Crimson articles (that last week or so)

Key Events in Harvard's Social Groups Sanctions Policy
Faculty Committee Recommends Social Groups be 'Phased Out'
Social Group Ban Revives Faculty Concerns Over Governance
Seven Votes    **** [most recent, and controversial]

Harry's blog (chronological order, back to about November).

My remarks to the faculty in support of the nondiscrimination motion
Why History Matters
My remarks to the FAS meeting of December 6th, 2016
Further Q&A on the motion for the December 6th meeting
The State of the Debate
Withdrawing the motion
Guest post on nondiscrimination
Where the rubber meets the road
How it would probably work in practice
Professor Haig's motion against compelled oaths
More about the implementation
I know it's a dumb question but
This week's development in USGSO policy
Harvard's nondiscrimination policy
The new policy about social clubs
Further comments on the social club policy

Friday, July 07, 2017

Mitzenmacher and Upfal, 2nd Edition

The word is that the 2nd edition of our book is now (finally) available/in stock at Amazon.  You can tell it's the 2nd edition, because the "Alice cover" is now in blue -- I think it's a good look.
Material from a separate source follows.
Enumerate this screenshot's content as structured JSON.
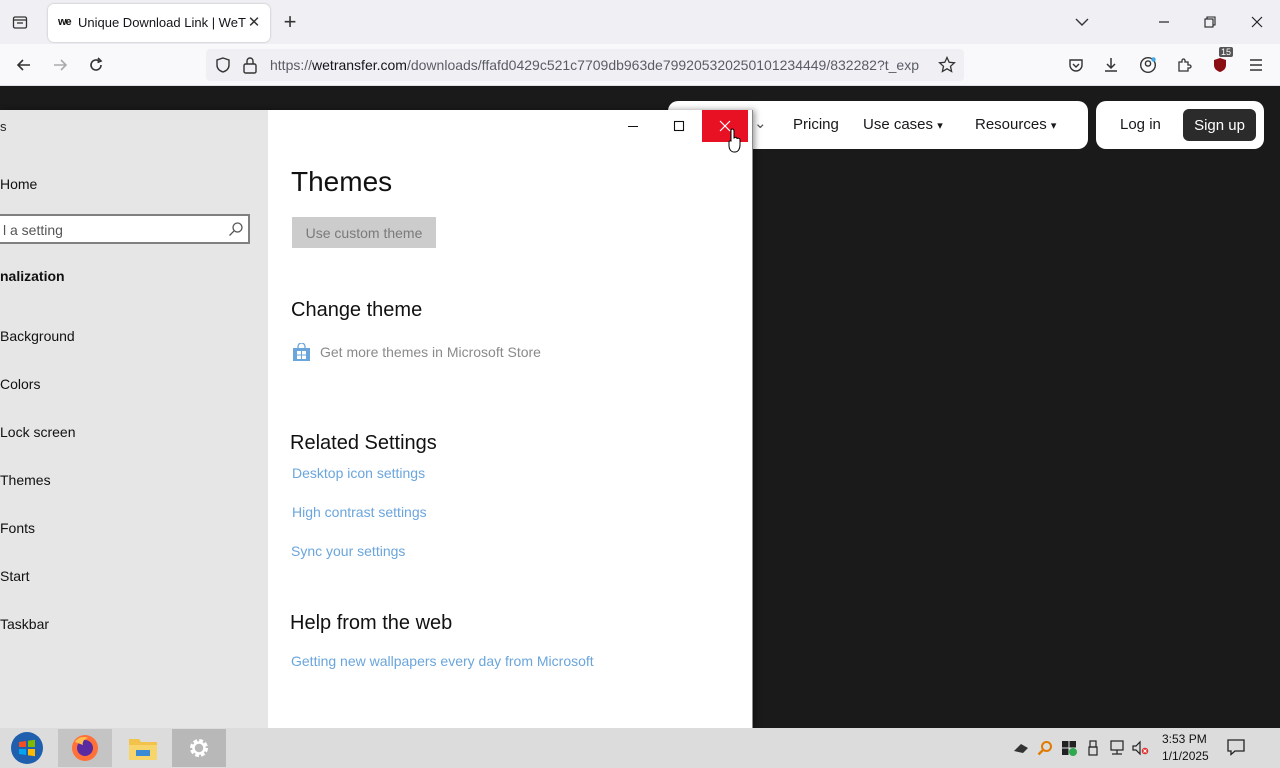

But even more than that, there's 100+ pages of new material, on things like VC dimension and Rademacher complexity, power laws, normal distributions, cuckoo hashing, algorithmic versions of the Lovasz local lemma, and more.  More exercises and such, too. (Of course, it's still got the good old stuff, including standards like Chernoff bounds, balls and bins, the probabilistic method, and so on.)  So if you've never bought it, now is the time to buy, and if you have bought it, give the old edition to a friend and buy the new version for yourself.

If you're getting it from Amazon, here's a friendly link below, which will give me some Amazon credit.  Thanks!


Monday, June 26, 2017

STOC General Comment Page

The 2017 STOC is over, and I thought it went very well.  The new format ran with what seemed to me to be minimal to non-existent glitches, and overall it sounded like people enjoyed it.  The local arrangements were terrific -- much much thanks to Hamed Hatami and Pierre McKenzie who made the whole thing look easy.  (It's not.)   I'd have liked a few dozen more people, but I'm hoping we'll see some positive momentum going into next year.

A heads-up to mark you calendars now that STOC 2018 will be held June 23-27, in Los Angeles.

I'm putting this post up to see if anyone wants to make general comments about the TheoryFest/STOC 2017 experience.  Feedback is always useful, and if there's any constructive criticism and/or wild enthusiasm for any parts of the 2017 STOC, we'll keep that in mind as we go forward next year.  Please, however, be respectful to those who did the work of putting everything together.

And for those who went commenting here doesn't absolve you from filling out the survey that will be sent out, though!